The Pros and Cons of Nuclear Energy

By Beckrich, Amanda | The Science Teacher, March 2013 | Go to article overview
Save to active project

The Pros and Cons of Nuclear Energy


Beckrich, Amanda, The Science Teacher


March 2013, Making Your Teaching More Environmentally Friendly

Most power plants today burn coal, oil, or natural gas to heat water into steam to turn a turbine to generate electricity. An alternative to burning these fossil fuels is nuclear energy. Nothing is burned to create nuclear energy, so no harmful emissions vent into the atmosphere. Nuclear power comes from nuclear fission in which atomic nuclei are split to release energy. According to the Department of Energy, nuclear energy accounts for about 20% of our electricity production (see "On the web"). For more on the subject, see the students' corner of the Nuclear Regulatory Commission's website and peruse images of a nuclear power plant on the How Stuff Works website (see "On the web").

Nuclear energy has its drawbacks. As the fuel (fissionable uranium, [.sup.235]U) in the rods of a typical nuclear reactor decays, the concentrations of other dangerous radioisotopes rises (Botkin and Keller 2011). Long-term storage of these radioactive waste products, including isotopes of plutonium, iodine, and strontium, is a main concern with nuclear energy, as is safe operation of nuclear power plants. This came into sharp focus in 2011, when a tsunami disabled the cooling systems of three nuclear reactors in Japan, causing their cores to melt, releasing radioactivity into the atmosphere and ocean.

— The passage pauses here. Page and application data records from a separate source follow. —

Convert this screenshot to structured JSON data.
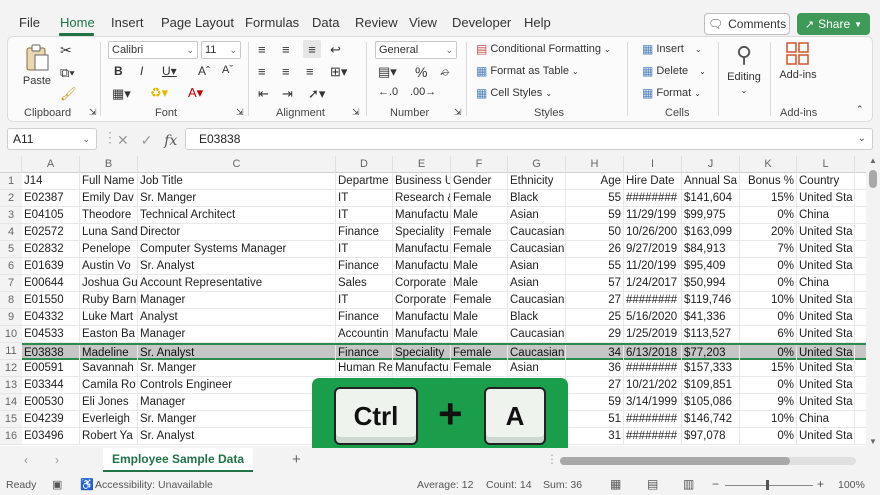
{
  "menu": {
    "tabs": [
      "File",
      "Home",
      "Insert",
      "Page Layout",
      "Formulas",
      "Data",
      "Review",
      "View",
      "Developer",
      "Help"
    ],
    "comments_label": "Comments",
    "share_label": "Share"
  },
  "ribbon": {
    "clipboard": {
      "paste_label": "Paste",
      "group_label": "Clipboard"
    },
    "font": {
      "font_name": "Calibri",
      "font_size": "11",
      "group_label": "Font"
    },
    "alignment": {
      "group_label": "Alignment"
    },
    "number": {
      "format": "General",
      "group_label": "Number"
    },
    "styles": {
      "conditional_formatting": "Conditional Formatting",
      "format_as_table": "Format as Table",
      "cell_styles": "Cell Styles",
      "group_label": "Styles"
    },
    "cells": {
      "insert": "Insert",
      "delete": "Delete",
      "format": "Format",
      "group_label": "Cells"
    },
    "editing": {
      "label": "Editing"
    },
    "addins": {
      "label": "Add-ins",
      "group_label": "Add-ins"
    }
  },
  "formula_bar": {
    "name_box": "A11",
    "fx_symbol": "fx",
    "formula": "E03838"
  },
  "columns": [
    "A",
    "B",
    "C",
    "D",
    "E",
    "F",
    "G",
    "H",
    "I",
    "J",
    "K",
    "L"
  ],
  "rows": [
    {
      "n": "1",
      "cells": [
        "J14",
        "Full Name",
        "Job Title",
        "Departme",
        "Business U",
        "Gender",
        "Ethnicity",
        "Age",
        "Hire Date",
        "Annual Sa",
        "Bonus %",
        "Country"
      ]
    },
    {
      "n": "2",
      "cells": [
        "E02387",
        "Emily Dav",
        "Sr. Manger",
        "IT",
        "Research &",
        "Female",
        "Black",
        "55",
        "########",
        "$141,604",
        "15%",
        "United Sta"
      ]
    },
    {
      "n": "3",
      "cells": [
        "E04105",
        "Theodore",
        "Technical Architect",
        "IT",
        "Manufactu",
        "Male",
        "Asian",
        "59",
        "11/29/199",
        "$99,975",
        "0%",
        "China"
      ]
    },
    {
      "n": "4",
      "cells": [
        "E02572",
        "Luna Sand",
        "Director",
        "Finance",
        "Speciality",
        "Female",
        "Caucasian",
        "50",
        "10/26/200",
        "$163,099",
        "20%",
        "United Sta"
      ]
    },
    {
      "n": "5",
      "cells": [
        "E02832",
        "Penelope",
        "Computer Systems Manager",
        "IT",
        "Manufactu",
        "Female",
        "Caucasian",
        "26",
        "9/27/2019",
        "$84,913",
        "7%",
        "United Sta"
      ]
    },
    {
      "n": "6",
      "cells": [
        "E01639",
        "Austin Vo",
        "Sr. Analyst",
        "Finance",
        "Manufactu",
        "Male",
        "Asian",
        "55",
        "11/20/199",
        "$95,409",
        "0%",
        "United Sta"
      ]
    },
    {
      "n": "7",
      "cells": [
        "E00644",
        "Joshua Gu",
        "Account Representative",
        "Sales",
        "Corporate",
        "Male",
        "Asian",
        "57",
        "1/24/2017",
        "$50,994",
        "0%",
        "China"
      ]
    },
    {
      "n": "8",
      "cells": [
        "E01550",
        "Ruby Barn",
        "Manager",
        "IT",
        "Corporate",
        "Female",
        "Caucasian",
        "27",
        "########",
        "$119,746",
        "10%",
        "United Sta"
      ]
    },
    {
      "n": "9",
      "cells": [
        "E04332",
        "Luke Mart",
        "Analyst",
        "Finance",
        "Manufactu",
        "Male",
        "Black",
        "25",
        "5/16/2020",
        "$41,336",
        "0%",
        "United Sta"
      ]
    },
    {
      "n": "10",
      "cells": [
        "E04533",
        "Easton Ba",
        "Manager",
        "Accountin",
        "Manufactu",
        "Male",
        "Caucasian",
        "29",
        "1/25/2019",
        "$113,527",
        "6%",
        "United Sta"
      ]
    },
    {
      "n": "11",
      "cells": [
        "E03838",
        "Madeline",
        "Sr. Analyst",
        "Finance",
        "Speciality",
        "Female",
        "Caucasian",
        "34",
        "6/13/2018",
        "$77,203",
        "0%",
        "United Sta"
      ]
    },
    {
      "n": "12",
      "cells": [
        "E00591",
        "Savannah",
        "Sr. Manger",
        "Human Re",
        "Manufactu",
        "Female",
        "Asian",
        "36",
        "########",
        "$157,333",
        "15%",
        "United Sta"
      ]
    },
    {
      "n": "13",
      "cells": [
        "E03344",
        "Camila Ro",
        "Controls Engineer",
        "",
        "",
        "",
        "",
        "27",
        "10/21/202",
        "$109,851",
        "0%",
        "United Sta"
      ]
    },
    {
      "n": "14",
      "cells": [
        "E00530",
        "Eli Jones",
        "Manager",
        "",
        "",
        "",
        "",
        "59",
        "3/14/1999",
        "$105,086",
        "9%",
        "United Sta"
      ]
    },
    {
      "n": "15",
      "cells": [
        "E04239",
        "Everleigh",
        "Sr. Manger",
        "",
        "",
        "",
        "",
        "51",
        "########",
        "$146,742",
        "10%",
        "China"
      ]
    },
    {
      "n": "16",
      "cells": [
        "E03496",
        "Robert Ya",
        "Sr. Analyst",
        "",
        "",
        "",
        "",
        "31",
        "########",
        "$97,078",
        "0%",
        "United Sta"
      ]
    }
  ],
  "selected_row": "11",
  "overlay": {
    "key1": "Ctrl",
    "plus": "+",
    "key2": "A"
  },
  "sheet_tab": "Employee Sample Data",
  "add_sheet": "+",
  "status": {
    "ready": "Ready",
    "accessibility": "Accessibility: Unavailable",
    "average": "Average: 12",
    "count": "Count: 14",
    "sum": "Sum: 36",
    "zoom": "100%"
  },
  "colors": {
    "accent": "#217346",
    "share_bg": "#3f9a5a",
    "overlay_bg": "#1b9e4b",
    "selection_border": "#2d8b4e"
  }
}
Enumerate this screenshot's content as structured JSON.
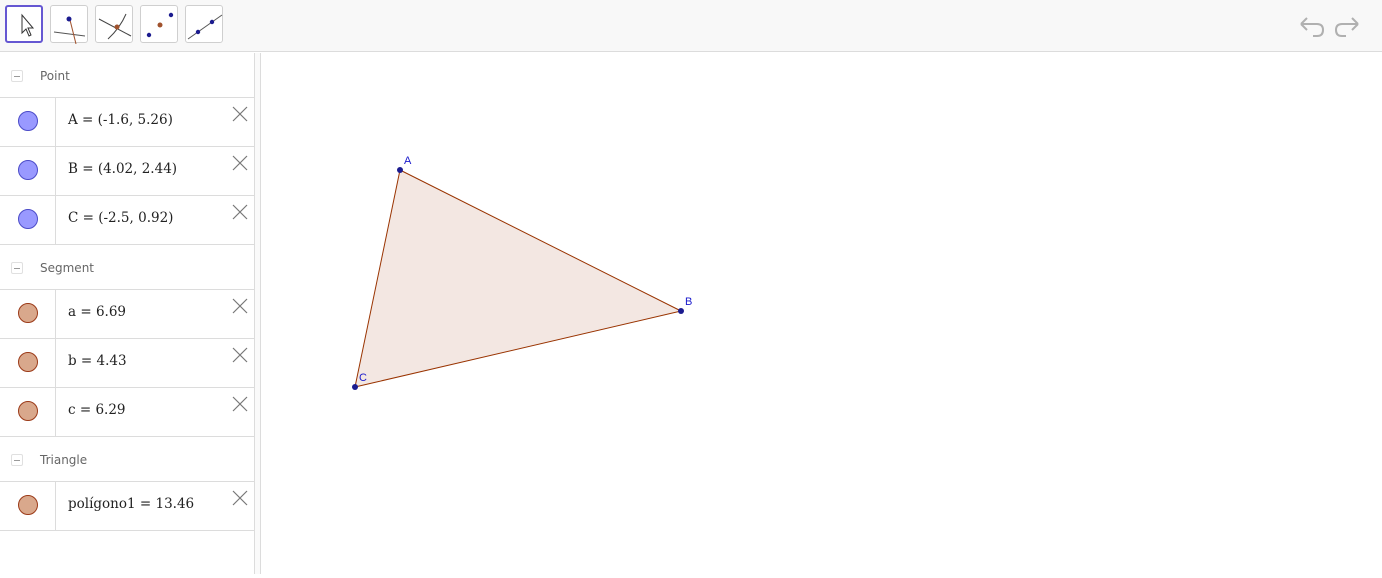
{
  "toolbar": {
    "tools": [
      {
        "name": "move-tool",
        "icon": "cursor-arrow-icon",
        "active": true
      },
      {
        "name": "point-tool",
        "icon": "point-on-line-icon",
        "active": false
      },
      {
        "name": "intersect-tool",
        "icon": "intersect-curves-icon",
        "active": false
      },
      {
        "name": "midpoint-tool",
        "icon": "midpoint-icon",
        "active": false
      },
      {
        "name": "line-tool",
        "icon": "line-through-points-icon",
        "active": false
      }
    ],
    "undo_icon": "undo-icon",
    "redo_icon": "redo-icon"
  },
  "algebra": {
    "groups": [
      {
        "label": "Point",
        "items": [
          {
            "text": "A = (-1.6, 5.26)",
            "color": "#9999ff",
            "stroke": "#4b4bc8"
          },
          {
            "text": "B = (4.02, 2.44)",
            "color": "#9999ff",
            "stroke": "#4b4bc8"
          },
          {
            "text": "C = (-2.5, 0.92)",
            "color": "#9999ff",
            "stroke": "#4b4bc8"
          }
        ]
      },
      {
        "label": "Segment",
        "items": [
          {
            "text": "a = 6.69",
            "color": "#d9a88c",
            "stroke": "#9b3a18"
          },
          {
            "text": "b = 4.43",
            "color": "#d9a88c",
            "stroke": "#9b3a18"
          },
          {
            "text": "c = 6.29",
            "color": "#d9a88c",
            "stroke": "#9b3a18"
          }
        ]
      },
      {
        "label": "Triangle",
        "items": [
          {
            "text": "polígono1 = 13.46",
            "color": "#d9a88c",
            "stroke": "#9b3a18"
          }
        ]
      }
    ]
  },
  "graphics": {
    "points": {
      "A": {
        "label": "A",
        "x": -1.6,
        "y": 5.26
      },
      "B": {
        "label": "B",
        "x": 4.02,
        "y": 2.44
      },
      "C": {
        "label": "C",
        "x": -2.5,
        "y": 0.92
      }
    },
    "point_color": "#1b1b8f",
    "label_color": "#1a1acc",
    "segment_color": "#993300",
    "polygon_fill": "#f3e7e2"
  }
}
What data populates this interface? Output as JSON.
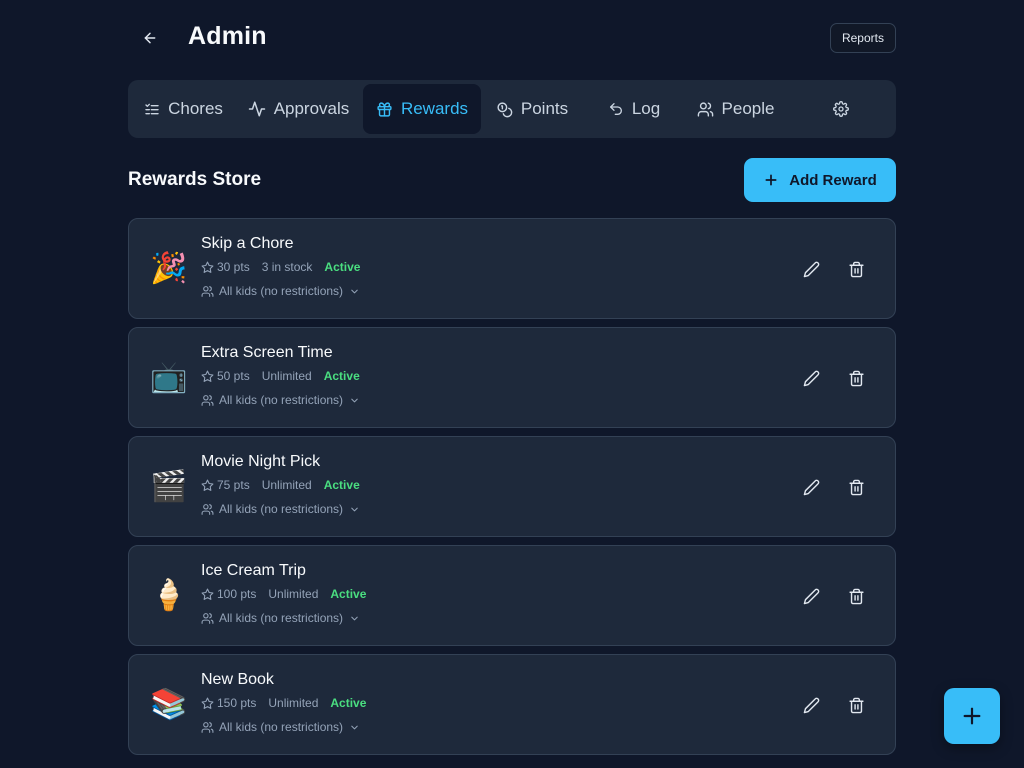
{
  "header": {
    "title": "Admin",
    "reports_label": "Reports"
  },
  "tabs": [
    {
      "label": "Chores",
      "icon": "list-check-icon",
      "active": false
    },
    {
      "label": "Approvals",
      "icon": "activity-icon",
      "active": false
    },
    {
      "label": "Rewards",
      "icon": "gift-icon",
      "active": true
    },
    {
      "label": "Points",
      "icon": "coins-icon",
      "active": false
    },
    {
      "label": "Log",
      "icon": "undo-icon",
      "active": false
    },
    {
      "label": "People",
      "icon": "users-icon",
      "active": false
    },
    {
      "label": "",
      "icon": "gear-icon",
      "active": false
    }
  ],
  "rewards": {
    "section_title": "Rewards Store",
    "add_label": "Add Reward",
    "items": [
      {
        "emoji": "🎉",
        "name": "Skip a Chore",
        "points": "30 pts",
        "stock": "3 in stock",
        "status": "Active",
        "restriction": "All kids (no restrictions)"
      },
      {
        "emoji": "📺",
        "name": "Extra Screen Time",
        "points": "50 pts",
        "stock": "Unlimited",
        "status": "Active",
        "restriction": "All kids (no restrictions)"
      },
      {
        "emoji": "🎬",
        "name": "Movie Night Pick",
        "points": "75 pts",
        "stock": "Unlimited",
        "status": "Active",
        "restriction": "All kids (no restrictions)"
      },
      {
        "emoji": "🍦",
        "name": "Ice Cream Trip",
        "points": "100 pts",
        "stock": "Unlimited",
        "status": "Active",
        "restriction": "All kids (no restrictions)"
      },
      {
        "emoji": "📚",
        "name": "New Book",
        "points": "150 pts",
        "stock": "Unlimited",
        "status": "Active",
        "restriction": "All kids (no restrictions)"
      }
    ]
  },
  "colors": {
    "background": "#0f172a",
    "surface": "#1e293b",
    "accent": "#38bdf8",
    "active_status": "#4ade80"
  }
}
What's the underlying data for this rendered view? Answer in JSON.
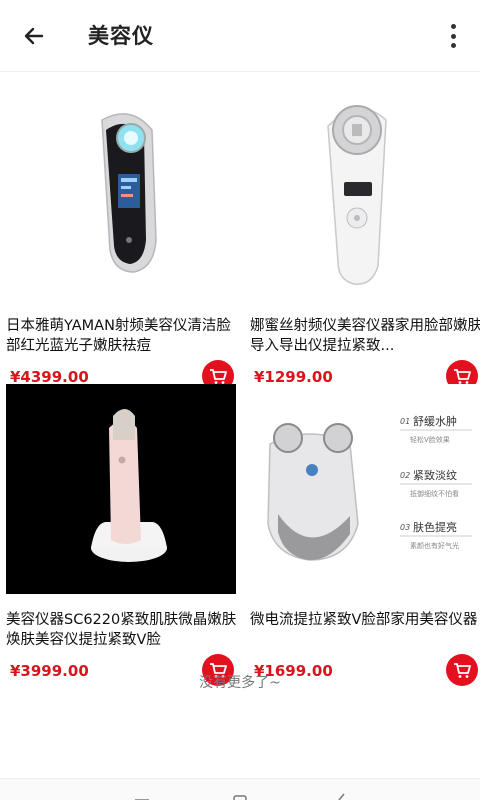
{
  "header": {
    "title": "美容仪"
  },
  "products": [
    {
      "name": "日本雅萌YAMAN射频美容仪清洁脸部红光蓝光子嫩肤祛痘",
      "price": "¥4399.00"
    },
    {
      "name": "娜蜜丝射频仪美容仪器家用脸部嫩肤导入导出仪提拉紧致...",
      "price": "¥1299.00"
    },
    {
      "name": "美容仪器SC6220紧致肌肤微晶嫩肤焕肤美容仪提拉紧致V脸",
      "price": "¥3999.00"
    },
    {
      "name": "微电流提拉紧致V脸部家用美容仪器",
      "price": "¥1699.00"
    }
  ],
  "product4_labels": {
    "label1_num": "01",
    "label1": "舒缓水肿",
    "label1_sub": "轻松V脸效果",
    "label2_num": "02",
    "label2": "紧致淡纹",
    "label2_sub": "抵御细纹不怕看",
    "label3_num": "03",
    "label3": "肤色提亮",
    "label3_sub": "素颜也有好气光"
  },
  "footer": {
    "no_more": "没有更多了~"
  },
  "colors": {
    "price": "#d8151b",
    "cart": "#e3101d"
  }
}
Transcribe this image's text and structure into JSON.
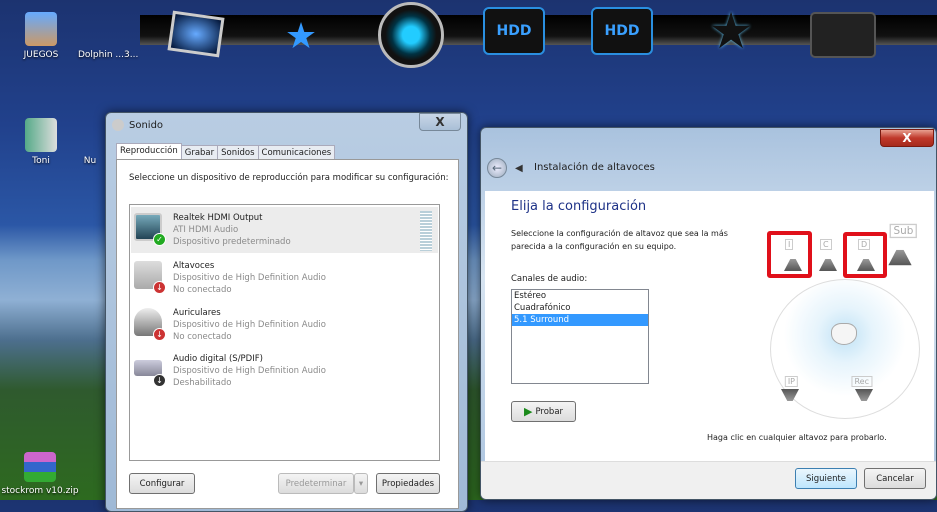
{
  "desktop": {
    "icons": [
      {
        "label": "JUEGOS"
      },
      {
        "label": "Dolphin ...3..."
      },
      {
        "label": "Toni"
      },
      {
        "label": "Nu"
      },
      {
        "label": "stockrom v10.zip"
      }
    ],
    "dock": [
      {
        "icon": "monitor-icon"
      },
      {
        "icon": "drive-star-icon"
      },
      {
        "icon": "orb-icon"
      },
      {
        "label": "HDD"
      },
      {
        "label": "HDD"
      },
      {
        "icon": "star-icon"
      },
      {
        "icon": "mixer-icon"
      }
    ]
  },
  "sound_window": {
    "title": "Sonido",
    "close": "X",
    "tabs": [
      {
        "label": "Reproducción",
        "active": true
      },
      {
        "label": "Grabar"
      },
      {
        "label": "Sonidos"
      },
      {
        "label": "Comunicaciones"
      }
    ],
    "description": "Seleccione un dispositivo de reproducción para modificar su configuración:",
    "devices": [
      {
        "name": "Realtek HDMI Output",
        "driver": "ATI HDMI Audio",
        "status": "Dispositivo predeterminado",
        "badge": "✓",
        "selected": true
      },
      {
        "name": "Altavoces",
        "driver": "Dispositivo de High Definition Audio",
        "status": "No conectado",
        "badge": "↓"
      },
      {
        "name": "Auriculares",
        "driver": "Dispositivo de High Definition Audio",
        "status": "No conectado",
        "badge": "↓"
      },
      {
        "name": "Audio digital (S/PDIF)",
        "driver": "Dispositivo de High Definition Audio",
        "status": "Deshabilitado",
        "badge": "↓"
      }
    ],
    "buttons": {
      "configure": "Configurar",
      "set_default": "Predeterminar",
      "dropdown": "▾",
      "properties": "Propiedades"
    }
  },
  "speaker_window": {
    "title": "Instalación de altavoces",
    "close": "X",
    "back": "←",
    "heading": "Elija la configuración",
    "description_line1": "Seleccione la configuración de altavoz que sea la más",
    "description_line2": "parecida a la configuración en su equipo.",
    "channels_label": "Canales de audio:",
    "channels": [
      "Estéreo",
      "Cuadrafónico",
      "5.1 Surround"
    ],
    "selected_channel": "5.1 Surround",
    "test_button": "Probar",
    "speakers": {
      "left": "I",
      "center": "C",
      "right": "D",
      "sub": "Sub",
      "rear_left": "IP",
      "rear_right": "Rec"
    },
    "hint": "Haga clic en cualquier altavoz para probarlo.",
    "next": "Siguiente",
    "cancel": "Cancelar"
  }
}
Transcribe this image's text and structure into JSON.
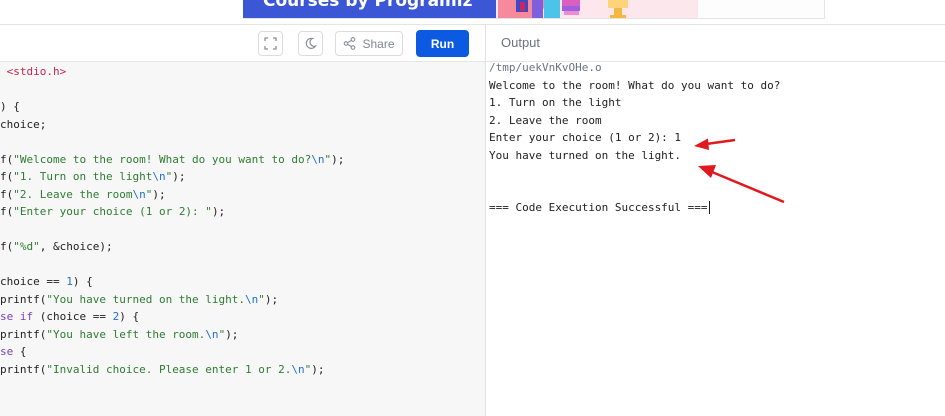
{
  "banner": {
    "text": "Courses by Programiz",
    "bg_color": "#fbe7ec",
    "left_color": "#3c57d6"
  },
  "toolbar": {
    "fullscreen_icon": "fullscreen-icon",
    "theme_icon": "moon-icon",
    "share_icon": "share-icon",
    "share_label": "Share",
    "run_label": "Run",
    "run_color": "#0b5ae1"
  },
  "output_panel": {
    "title": "Output",
    "lines": [
      "/tmp/uekVnKvOHe.o",
      "Welcome to the room! What do you want to do?",
      "1. Turn on the light",
      "2. Leave the room",
      "Enter your choice (1 or 2): 1",
      "You have turned on the light.",
      "",
      "",
      "=== Code Execution Successful ==="
    ],
    "annotation_color": "#e0191f"
  },
  "code": {
    "lines": [
      [
        {
          "t": "inc",
          "v": " <stdio.h>"
        }
      ],
      [],
      [
        {
          "t": "pl",
          "v": ") {"
        }
      ],
      [
        {
          "t": "pl",
          "v": "choice;"
        }
      ],
      [],
      [
        {
          "t": "pl",
          "v": "f("
        },
        {
          "t": "str",
          "v": "\"Welcome to the room! What do you want to do?"
        },
        {
          "t": "esc",
          "v": "\\n"
        },
        {
          "t": "str",
          "v": "\""
        },
        {
          "t": "pl",
          "v": ");"
        }
      ],
      [
        {
          "t": "pl",
          "v": "f("
        },
        {
          "t": "str",
          "v": "\"1. Turn on the light"
        },
        {
          "t": "esc",
          "v": "\\n"
        },
        {
          "t": "str",
          "v": "\""
        },
        {
          "t": "pl",
          "v": ");"
        }
      ],
      [
        {
          "t": "pl",
          "v": "f("
        },
        {
          "t": "str",
          "v": "\"2. Leave the room"
        },
        {
          "t": "esc",
          "v": "\\n"
        },
        {
          "t": "str",
          "v": "\""
        },
        {
          "t": "pl",
          "v": ");"
        }
      ],
      [
        {
          "t": "pl",
          "v": "f("
        },
        {
          "t": "str",
          "v": "\"Enter your choice (1 or 2): \""
        },
        {
          "t": "pl",
          "v": ");"
        }
      ],
      [],
      [
        {
          "t": "pl",
          "v": "f("
        },
        {
          "t": "str",
          "v": "\"%d\""
        },
        {
          "t": "pl",
          "v": ", &choice);"
        }
      ],
      [],
      [
        {
          "t": "pl",
          "v": "choice == "
        },
        {
          "t": "num",
          "v": "1"
        },
        {
          "t": "pl",
          "v": ") {"
        }
      ],
      [
        {
          "t": "pl",
          "v": "printf("
        },
        {
          "t": "str",
          "v": "\"You have turned on the light."
        },
        {
          "t": "esc",
          "v": "\\n"
        },
        {
          "t": "str",
          "v": "\""
        },
        {
          "t": "pl",
          "v": ");"
        }
      ],
      [
        {
          "t": "kw",
          "v": "se if"
        },
        {
          "t": "pl",
          "v": " (choice == "
        },
        {
          "t": "num",
          "v": "2"
        },
        {
          "t": "pl",
          "v": ") {"
        }
      ],
      [
        {
          "t": "pl",
          "v": "printf("
        },
        {
          "t": "str",
          "v": "\"You have left the room."
        },
        {
          "t": "esc",
          "v": "\\n"
        },
        {
          "t": "str",
          "v": "\""
        },
        {
          "t": "pl",
          "v": ");"
        }
      ],
      [
        {
          "t": "kw",
          "v": "se"
        },
        {
          "t": "pl",
          "v": " {"
        }
      ],
      [
        {
          "t": "pl",
          "v": "printf("
        },
        {
          "t": "str",
          "v": "\"Invalid choice. Please enter 1 or 2."
        },
        {
          "t": "esc",
          "v": "\\n"
        },
        {
          "t": "str",
          "v": "\""
        },
        {
          "t": "pl",
          "v": ");"
        }
      ]
    ]
  }
}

Although no deaths or cases of radiation sickness have been reported, over 100,000 people were evacuated from their homes as a precaution. Updates on the Fukushima Daiichi accident are available from the World Nuclear Association (see "On the web").

Classroom activities

Nuclear energy--incorporating physics, chemistry, biology, and environmental science--is a great topic for all high school science classrooms. The U.S. Department of Energy's Teachers' Lounge offers plenty of activities (see "On the web"). The U.S. Nuclear Regulatory Commission provides six classroom activities ranging from having students determine different items' radioactivity using a Geiger counter to identifying/labeling the parts of a nuclear reactor (see "On the web"). The Environmental Literacy Council and NSTA created a resource with activities about radiation and radioactive waste basics (Environmental Literacy Council and NSTA 2007). Finally, from the National Energy Education Development (NEED) project comes the fabulous resource Energy From Uranium and Exploring Nuclear Energy.

The rest of this article is only available to active members of Questia

Sign up now for a free, 1-day trial and receive full access to:

  • Questia's entire collection
  • Automatic bibliography creation
  • More helpful research tools like notes, citations, and highlights
  • Ad-free environment

Already a member? Log in now.

Notes for this article

Add a new note
If you are trying to select text to create highlights or citations, remember that you must now click or tap on the first word, and then click or tap on the last word.
Loading One moment ...
Project items
Notes
Cite this article

Cited article

Style
Citations are available only to our active members.
Sign up now to cite pages or passages in MLA, APA and Chicago citation styles.

Cited article

The Pros and Cons of Nuclear Energy
Settings

Settings

Typeface
Text size Smaller Larger
Search within

Search within this article

Look up

Look up a word

  • Dictionary
  • Thesaurus
Please submit a word or phrase above.
Print this page

Print this page

Why can't I print more than one page at a time?

While we understand printed pages are helpful to our users, this limitation is necessary to help protect our publishers' copyrighted material and prevent its unlawful distribution. We are sorry for any inconvenience.
Full screen

matching results for page

Cited passage

Style
Citations are available only to our active members.
Sign up now to cite pages or passages in MLA, APA and Chicago citation styles.

Cited passage

Welcome to the new Questia Reader

The Questia Reader has been updated to provide you with an even better online reading experience.  It is now 100% Responsive, which means you can read our books and articles on any sized device you wish.  All of your favorite tools like notes, highlights, and citations are still here, but the way you select text has been updated to be easier to use, especially on touchscreen devices.  Here's how:

1. Click or tap the first word you want to select.
2. Click or tap the last word you want to select.

OK, got it!

Thanks for trying Questia!

Please continue trying out our research tools, but please note, full functionality is available only to our active members.

Your work will be lost once you leave this Web page.

For full access in an ad-free environment, sign up now for a FREE, 1-day trial.

Already a member? Log in now.

Are you sure you want to delete this highlight?